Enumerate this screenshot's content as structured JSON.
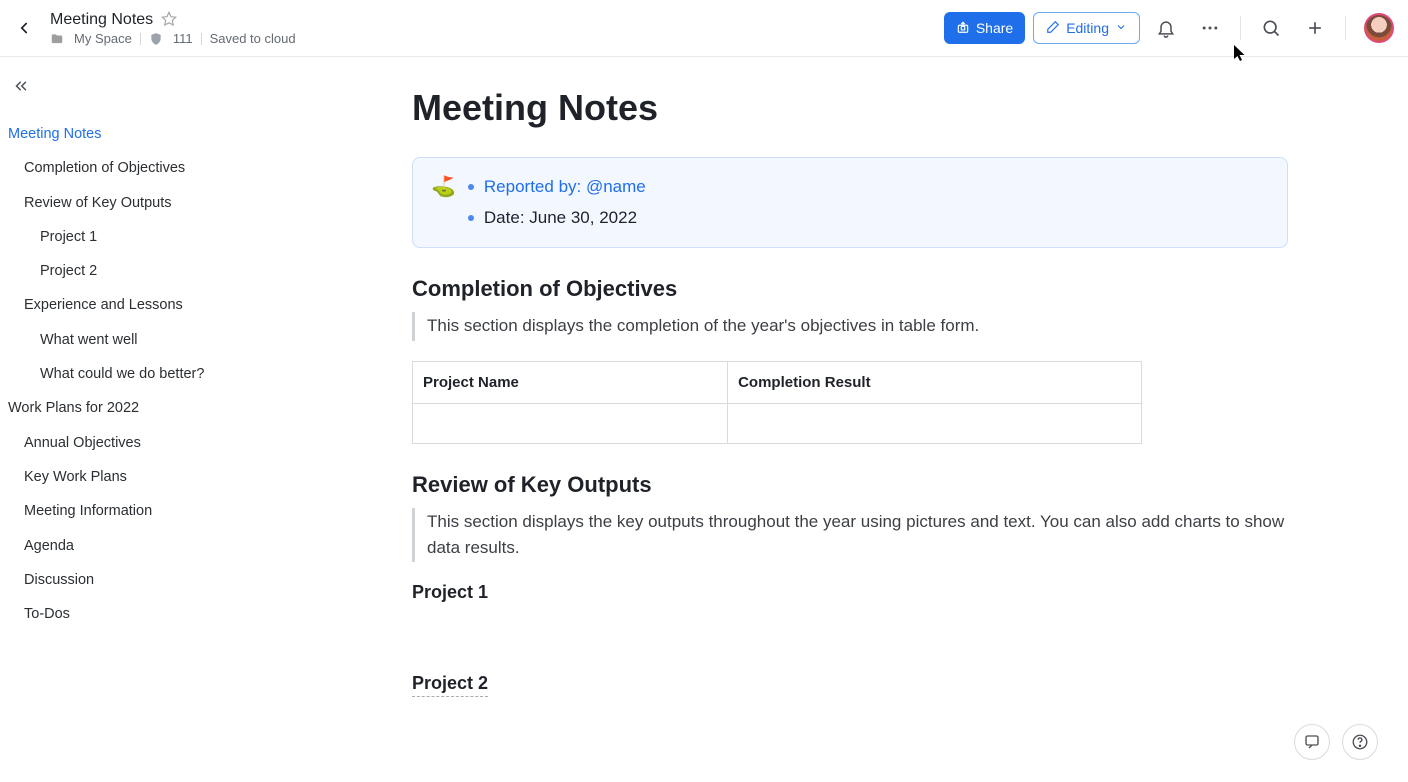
{
  "header": {
    "title": "Meeting Notes",
    "space": "My Space",
    "badge": "111",
    "status": "Saved to cloud",
    "share_label": "Share",
    "editing_label": "Editing"
  },
  "sidebar": {
    "items": [
      {
        "l": "l0",
        "label": "Meeting Notes"
      },
      {
        "l": "l1",
        "label": "Completion of Objectives"
      },
      {
        "l": "l1",
        "label": "Review of Key Outputs"
      },
      {
        "l": "l2",
        "label": "Project 1"
      },
      {
        "l": "l2",
        "label": "Project 2"
      },
      {
        "l": "l1",
        "label": "Experience and Lessons"
      },
      {
        "l": "l2",
        "label": "What went well"
      },
      {
        "l": "l2",
        "label": "What could we do better?"
      },
      {
        "l": "l0b",
        "label": "Work Plans for 2022"
      },
      {
        "l": "l1",
        "label": "Annual Objectives"
      },
      {
        "l": "l1",
        "label": "Key Work Plans"
      },
      {
        "l": "l1",
        "label": "Meeting Information"
      },
      {
        "l": "l1",
        "label": "Agenda"
      },
      {
        "l": "l1",
        "label": "Discussion"
      },
      {
        "l": "l1",
        "label": "To-Dos"
      }
    ]
  },
  "doc": {
    "h1": "Meeting Notes",
    "callout": {
      "emoji": "⛳",
      "reported_prefix": "Reported by: ",
      "reported_name": "@name",
      "date_line": "Date: June 30, 2022"
    },
    "sec1": {
      "heading": "Completion of Objectives",
      "quote": "This section displays the completion of the year's objectives in table form.",
      "table": {
        "cols": [
          "Project Name",
          "Completion Result"
        ]
      }
    },
    "sec2": {
      "heading": "Review of Key Outputs",
      "quote": "This section displays the key outputs throughout the year using pictures and text. You can also add charts to show data results.",
      "sub1": "Project 1",
      "sub2": "Project 2"
    }
  }
}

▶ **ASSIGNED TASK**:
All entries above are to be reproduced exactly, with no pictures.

▶ **RESPONSE BOX**:
Enumerate this screenshot's content as structured JSON.
{
  "header": {
    "title": "Meeting Notes",
    "space": "My Space",
    "badge": "111",
    "status": "Saved to cloud",
    "share_label": "Share",
    "editing_label": "Editing"
  },
  "sidebar": {
    "items": [
      {
        "l": "l0",
        "label": "Meeting Notes"
      },
      {
        "l": "l1",
        "label": "Completion of Objectives"
      },
      {
        "l": "l1",
        "label": "Review of Key Outputs"
      },
      {
        "l": "l2",
        "label": "Project 1"
      },
      {
        "l": "l2",
        "label": "Project 2"
      },
      {
        "l": "l1",
        "label": "Experience and Lessons"
      },
      {
        "l": "l2",
        "label": "What went well"
      },
      {
        "l": "l2",
        "label": "What could we do better?"
      },
      {
        "l": "l0b",
        "label": "Work Plans for 2022"
      },
      {
        "l": "l1",
        "label": "Annual Objectives"
      },
      {
        "l": "l1",
        "label": "Key Work Plans"
      },
      {
        "l": "l1",
        "label": "Meeting Information"
      },
      {
        "l": "l1",
        "label": "Agenda"
      },
      {
        "l": "l1",
        "label": "Discussion"
      },
      {
        "l": "l1",
        "label": "To-Dos"
      }
    ]
  },
  "doc": {
    "h1": "Meeting Notes",
    "callout": {
      "emoji": "⛳",
      "reported_prefix": "Reported by: ",
      "reported_name": "@name",
      "date_line": "Date: June 30, 2022"
    },
    "sec1": {
      "heading": "Completion of Objectives",
      "quote": "This section displays the completion of the year's objectives in table form.",
      "table": {
        "cols": [
          "Project Name",
          "Completion Result"
        ]
      }
    },
    "sec2": {
      "heading": "Review of Key Outputs",
      "quote": "This section displays the key outputs throughout the year using pictures and text. You can also add charts to show data results.",
      "sub1": "Project 1",
      "sub2": "Project 2"
    }
  }
}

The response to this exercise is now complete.